[Opening THE RECORDS section]

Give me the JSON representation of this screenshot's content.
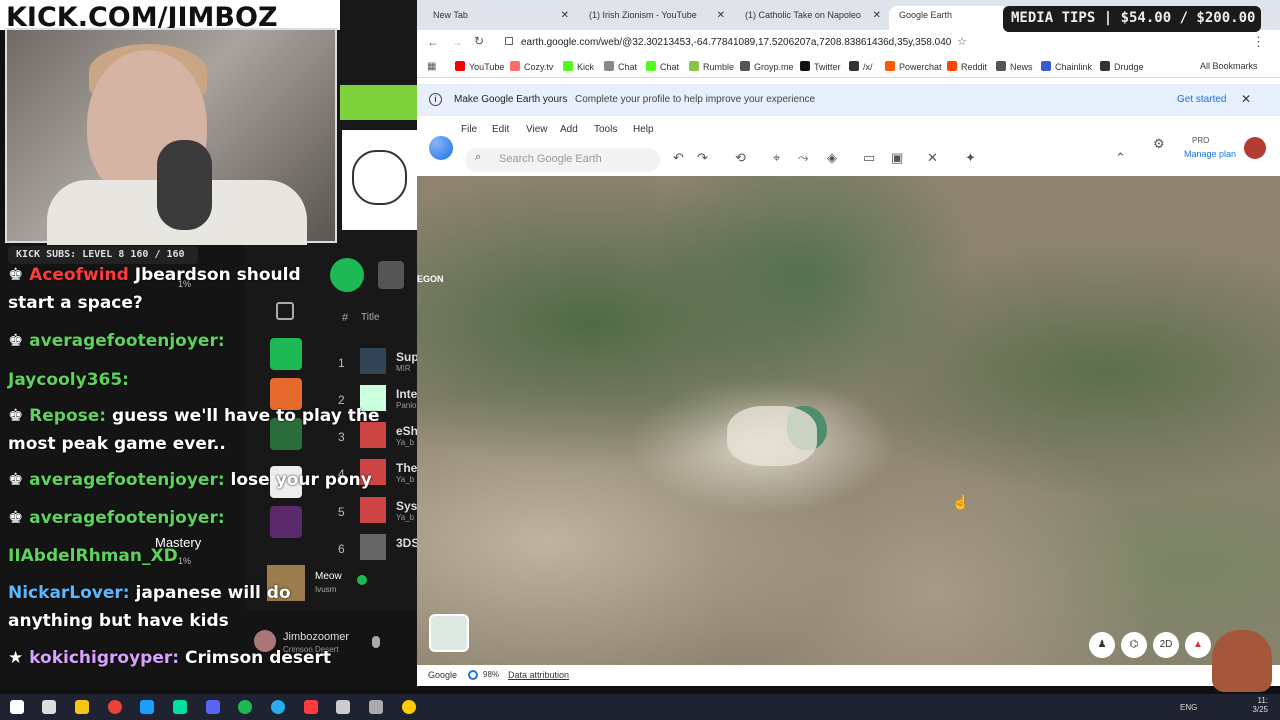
{
  "overlay": {
    "banner": "KICK.COM/JIMBOZ",
    "subs": "KICK SUBS: LEVEL 8 160 / 160",
    "media_tips": "MEDIA TIPS | $54.00 / $200.00",
    "music": {
      "header_hash": "#",
      "header_title": "Title",
      "tracks": [
        {
          "n": "1",
          "title": "Supe",
          "sub": "MIR"
        },
        {
          "n": "2",
          "title": "Inter",
          "sub": "Panlo"
        },
        {
          "n": "3",
          "title": "eSho",
          "sub": "Ya_b"
        },
        {
          "n": "4",
          "title": "Ther",
          "sub": "Ya_b"
        },
        {
          "n": "5",
          "title": "Syst",
          "sub": "Ya_b"
        },
        {
          "n": "6",
          "title": "3DS",
          "sub": ""
        }
      ],
      "now_playing_title": "Meow",
      "now_playing_artist": "Ivusm",
      "user_name": "Jimbozoomer",
      "user_game": "Crimson Desert"
    },
    "misc_labels": {
      "p1": "1%",
      "mastery": "Mastery",
      "p2": "1%"
    },
    "chat": [
      {
        "user": "Aceofwind",
        "msg": "Jbeardson should",
        "color": "r"
      },
      {
        "user": "",
        "msg": "start a space?",
        "color": "w"
      },
      {
        "user": "averagefootenjoyer:",
        "msg": "",
        "color": "u"
      },
      {
        "user": "Jaycooly365:",
        "msg": "",
        "color": "u"
      },
      {
        "user": "Repose:",
        "msg": "guess we'll have to play the",
        "color": "u"
      },
      {
        "user": "",
        "msg": "most peak game ever..",
        "color": "w"
      },
      {
        "user": "averagefootenjoyer:",
        "msg": "lose your pony",
        "color": "u"
      },
      {
        "user": "averagefootenjoyer:",
        "msg": "",
        "color": "u"
      },
      {
        "user": "IIAbdelRhman_XD",
        "msg": "",
        "color": "u"
      },
      {
        "user": "NickarLover:",
        "msg": "japanese will do",
        "color": "b"
      },
      {
        "user": "",
        "msg": "anything but have kids",
        "color": "w"
      },
      {
        "user": "kokichigroyper:",
        "msg": "Crimson desert",
        "color": "p"
      }
    ]
  },
  "browser": {
    "tabs": [
      {
        "label": "New Tab"
      },
      {
        "label": "(1) Irish Zionism - YouTube"
      },
      {
        "label": "(1) Catholic Take on Napoleo"
      },
      {
        "label": "Google Earth"
      }
    ],
    "url": "earth.google.com/web/@32.30213453,-64.77841089,17.5206207a,7208.83861436d,35y,358.0407...",
    "bookmarks": [
      "YouTube",
      "Cozy.tv",
      "Kick",
      "Chat",
      "Chat",
      "Rumble",
      "Groyp.me",
      "Twitter",
      "/x/",
      "Powerchat",
      "Reddit",
      "News",
      "Chainlink",
      "Drudge"
    ],
    "all_bookmarks": "All Bookmarks",
    "bookmark_colors": [
      "#ff0000",
      "#ff6b6b",
      "#53fc18",
      "#888888",
      "#53fc18",
      "#85c742",
      "#555555",
      "#111111",
      "#333333",
      "#ff5a00",
      "#ff4500",
      "#555555",
      "#375bd2",
      "#333333"
    ]
  },
  "earth": {
    "info_title": "Make Google Earth yours",
    "info_text": "Complete your profile to help improve your experience",
    "get_started": "Get started",
    "menu": [
      "File",
      "Edit",
      "View",
      "Add",
      "Tools",
      "Help"
    ],
    "search_placeholder": "Search Google Earth",
    "pro": "PRO",
    "manage_plan": "Manage plan",
    "map_label": "EGON",
    "footer_brand": "Google",
    "footer_pct": "98%",
    "data_attribution": "Data attribution",
    "btn_2d": "2D"
  },
  "taskbar": {
    "lang": "ENG",
    "time": "11:",
    "date": "3/25",
    "icon_colors": [
      "#ffffff",
      "#dddddd",
      "#f5c518",
      "#ea4335",
      "#1a9fff",
      "#00e1a0",
      "#5865f2",
      "#1db954",
      "#2aabee",
      "#ff3b3b",
      "#cccccc",
      "#ffcc00"
    ]
  }
}
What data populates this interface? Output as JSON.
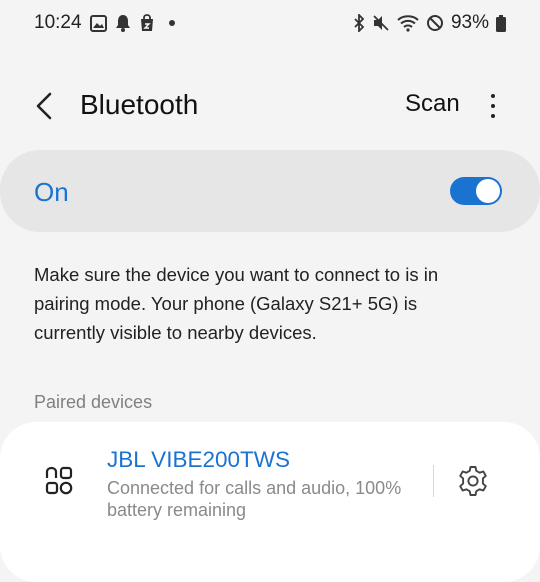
{
  "status_bar": {
    "time": "10:24",
    "battery": "93%",
    "left_icons": [
      "gallery-icon",
      "bell-icon",
      "shopping-bag-icon",
      "notification-dot-icon"
    ],
    "right_icons": [
      "bluetooth-icon",
      "mute-icon",
      "wifi-icon",
      "do-not-disturb-icon",
      "battery-icon"
    ]
  },
  "header": {
    "title": "Bluetooth",
    "scan_label": "Scan",
    "back_icon": "chevron-left-icon",
    "more_icon": "more-vertical-icon"
  },
  "toggle": {
    "label": "On",
    "state": true
  },
  "description": "Make sure the device you want to connect to is in pairing mode. Your phone (Galaxy S21+ 5G) is currently visible to nearby devices.",
  "paired": {
    "section_title": "Paired devices",
    "devices": [
      {
        "name": "JBL VIBE200TWS",
        "status": "Connected for calls and audio, 100% battery remaining",
        "icon": "earbuds-icon",
        "settings_icon": "gear-icon"
      }
    ]
  },
  "colors": {
    "accent": "#1a73d1",
    "background": "#f4f4f4",
    "card": "#ffffff",
    "toggle_card": "#e6e6e6"
  }
}
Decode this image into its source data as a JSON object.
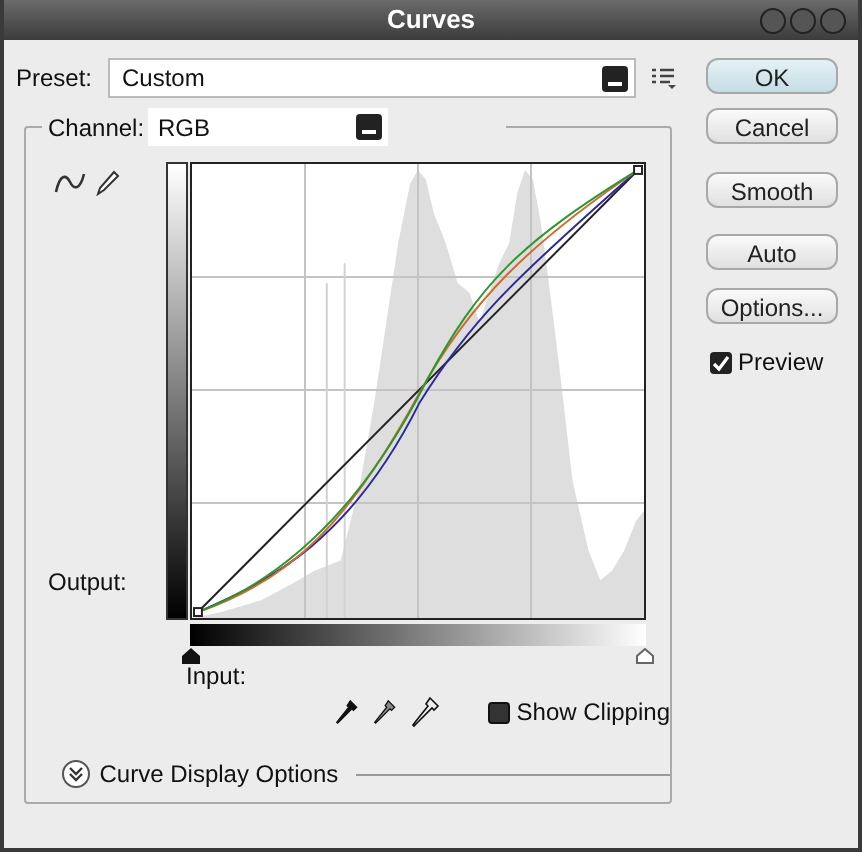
{
  "window": {
    "title": "Curves"
  },
  "preset": {
    "label": "Preset:",
    "value": "Custom"
  },
  "channel": {
    "label": "Channel:",
    "value": "RGB"
  },
  "output_label": "Output:",
  "input_label": "Input:",
  "show_clipping": {
    "label": "Show Clipping",
    "checked": false
  },
  "display_options": {
    "label": "Curve Display Options",
    "expanded": false
  },
  "buttons": [
    {
      "label": "OK",
      "kind": "default"
    },
    {
      "label": "Cancel",
      "kind": "normal"
    },
    {
      "label": "Smooth",
      "kind": "normal"
    },
    {
      "label": "Auto",
      "kind": "normal"
    },
    {
      "label": "Options...",
      "kind": "normal"
    }
  ],
  "preview": {
    "label": "Preview",
    "checked": true
  }
}
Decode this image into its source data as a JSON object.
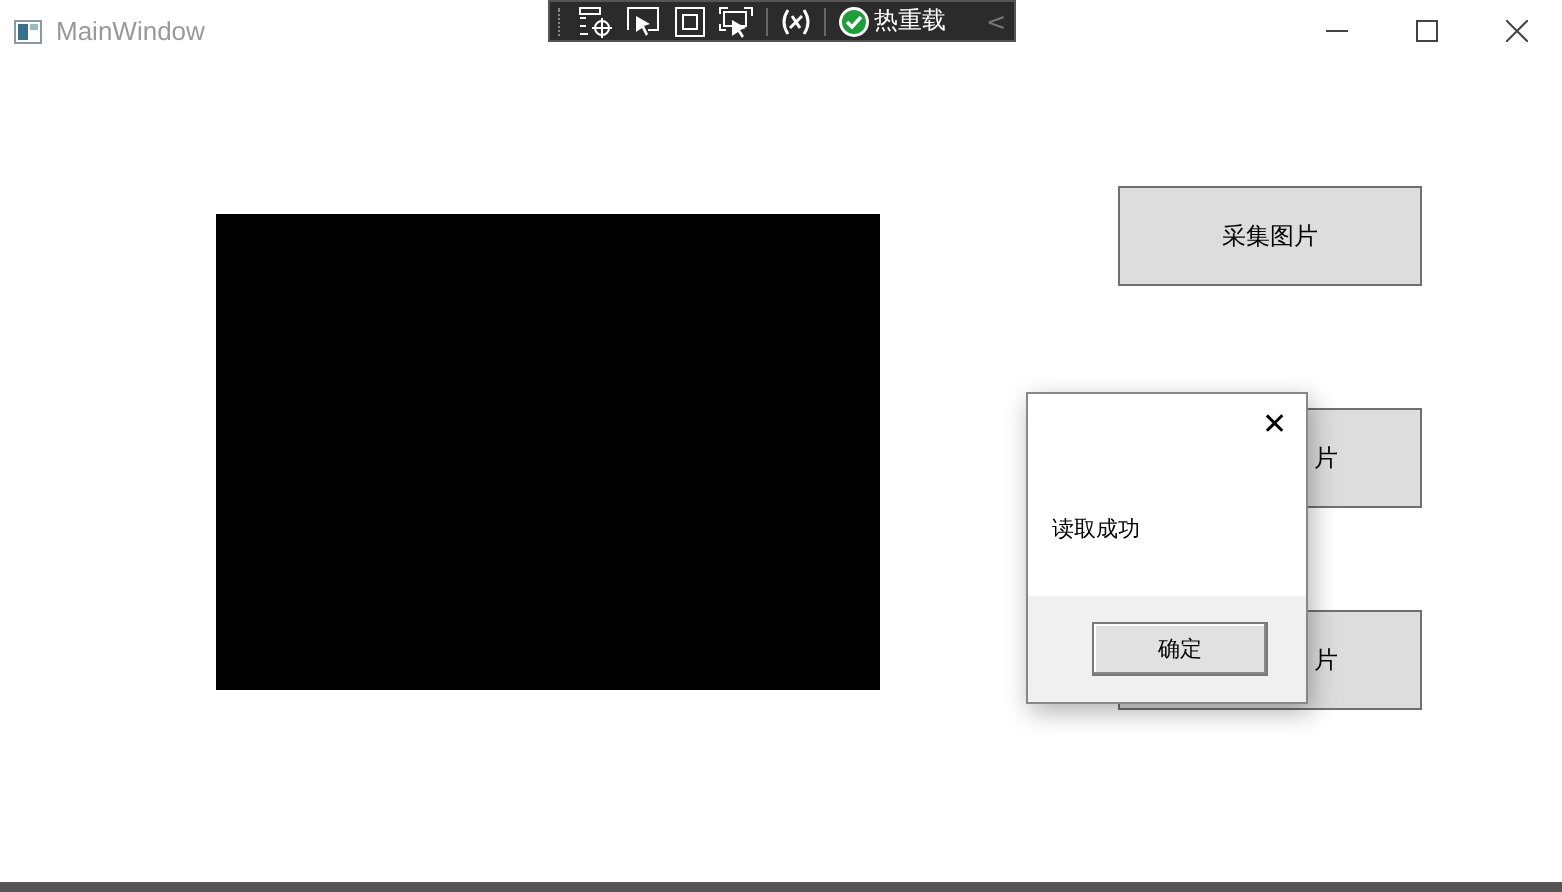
{
  "window": {
    "title": "MainWindow"
  },
  "debug_toolbar": {
    "hot_reload_label": "热重载",
    "collapse_glyph": "<"
  },
  "buttons": [
    {
      "label": "采集图片"
    },
    {
      "label": "片"
    },
    {
      "label": "片"
    }
  ],
  "dialog": {
    "message": "读取成功",
    "ok_button": "确定",
    "close_glyph": "✕"
  }
}
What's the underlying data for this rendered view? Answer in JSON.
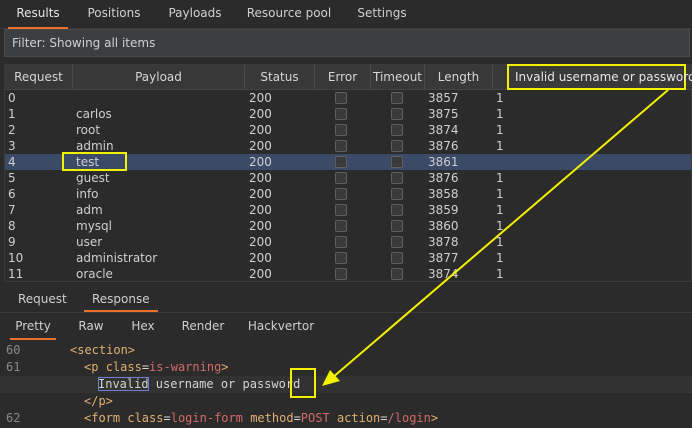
{
  "tabs": [
    "Results",
    "Positions",
    "Payloads",
    "Resource pool",
    "Settings"
  ],
  "filter": "Filter: Showing all items",
  "columns": [
    "Request",
    "Payload",
    "Status",
    "Error",
    "Timeout",
    "Length"
  ],
  "grep_column_label": "Invalid username or password.",
  "rows": [
    {
      "request": "0",
      "payload": "",
      "status": "200",
      "length": "3857",
      "grep": "1"
    },
    {
      "request": "1",
      "payload": "carlos",
      "status": "200",
      "length": "3875",
      "grep": "1"
    },
    {
      "request": "2",
      "payload": "root",
      "status": "200",
      "length": "3874",
      "grep": "1"
    },
    {
      "request": "3",
      "payload": "admin",
      "status": "200",
      "length": "3876",
      "grep": "1"
    },
    {
      "request": "4",
      "payload": "test",
      "status": "200",
      "length": "3861",
      "grep": ""
    },
    {
      "request": "5",
      "payload": "guest",
      "status": "200",
      "length": "3876",
      "grep": "1"
    },
    {
      "request": "6",
      "payload": "info",
      "status": "200",
      "length": "3858",
      "grep": "1"
    },
    {
      "request": "7",
      "payload": "adm",
      "status": "200",
      "length": "3859",
      "grep": "1"
    },
    {
      "request": "8",
      "payload": "mysql",
      "status": "200",
      "length": "3860",
      "grep": "1"
    },
    {
      "request": "9",
      "payload": "user",
      "status": "200",
      "length": "3878",
      "grep": "1"
    },
    {
      "request": "10",
      "payload": "administrator",
      "status": "200",
      "length": "3877",
      "grep": "1"
    },
    {
      "request": "11",
      "payload": "oracle",
      "status": "200",
      "length": "3874",
      "grep": "1"
    }
  ],
  "selected_request": "4",
  "message_tabs": [
    "Request",
    "Response"
  ],
  "view_tabs": [
    "Pretty",
    "Raw",
    "Hex",
    "Render",
    "Hackvertor"
  ],
  "code_lines": [
    {
      "num": "60",
      "text": "<section>"
    },
    {
      "num": "61",
      "text": "<p class=is-warning>"
    },
    {
      "num": "",
      "text": "Invalid username or password"
    },
    {
      "num": "",
      "text": "</p>"
    },
    {
      "num": "62",
      "text": "<form class=login-form method=POST action=/login>"
    }
  ],
  "code": {
    "section_tag": "<section>",
    "p_open": "<p ",
    "p_attr": "class",
    "p_eq": "=",
    "p_val": "is-warning",
    "p_close": ">",
    "warn_word": "Invalid",
    "warn_rest": " username or password",
    "p_end": "</p>",
    "form_open": "<form ",
    "form_class_attr": "class",
    "form_class_val": "login-form",
    "form_method_attr": "method",
    "form_method_val": "POST",
    "form_action_attr": "action",
    "form_action_val": "/login",
    "form_close": ">",
    "eq": "="
  },
  "colors": {
    "accent": "#e8722c",
    "annotation": "#f2f200",
    "selected_row": "#3b4a66"
  }
}
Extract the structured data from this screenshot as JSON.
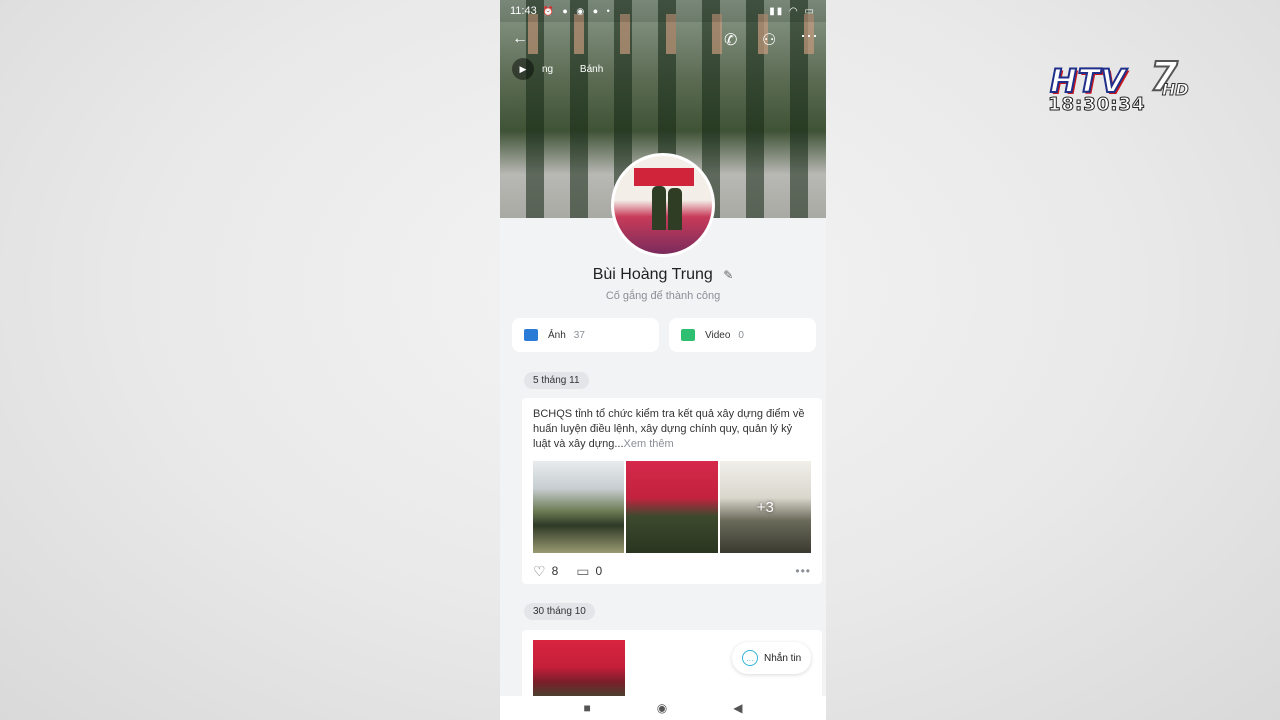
{
  "overlay": {
    "channel_logo": "HTV7 HD",
    "clock": "18:30:34"
  },
  "status_bar": {
    "time": "11:43",
    "notification_icons": [
      "alarm-icon",
      "messenger-icon",
      "shield-icon",
      "facebook-icon",
      "dot-icon"
    ],
    "right_icons": [
      "signal-icon",
      "wifi-icon",
      "battery-icon"
    ]
  },
  "header": {
    "actions": [
      "back-icon",
      "call-icon",
      "add-friend-icon",
      "more-icon"
    ],
    "music_songs": [
      "ng",
      "Bánh"
    ]
  },
  "profile": {
    "name": "Bùi Hoàng Trung",
    "bio": "Cố gắng để thành công"
  },
  "media_tabs": [
    {
      "label": "Ảnh",
      "count": "37",
      "icon": "photo-icon",
      "color": "#2a7bd6"
    },
    {
      "label": "Video",
      "count": "0",
      "icon": "video-icon",
      "color": "#2fbf71"
    }
  ],
  "timeline": [
    {
      "date": "5 tháng 11",
      "text": "BCHQS tỉnh tổ chức kiểm tra kết quả xây dựng điểm về huấn luyện điều lệnh, xây dựng chính quy, quản lý kỷ luật và xây dựng...",
      "more_label": "Xem thêm",
      "extra_photos": "+3",
      "likes": "8",
      "comments": "0"
    },
    {
      "date": "30 tháng 10"
    }
  ],
  "message_button": {
    "label": "Nhắn tin"
  },
  "nav_bar": [
    "recents-icon",
    "home-icon",
    "back-triangle-icon"
  ]
}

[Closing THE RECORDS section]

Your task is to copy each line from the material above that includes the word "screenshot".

Give me the JSON representation of this screenshot's content.
Extract the structured data from this screenshot as JSON.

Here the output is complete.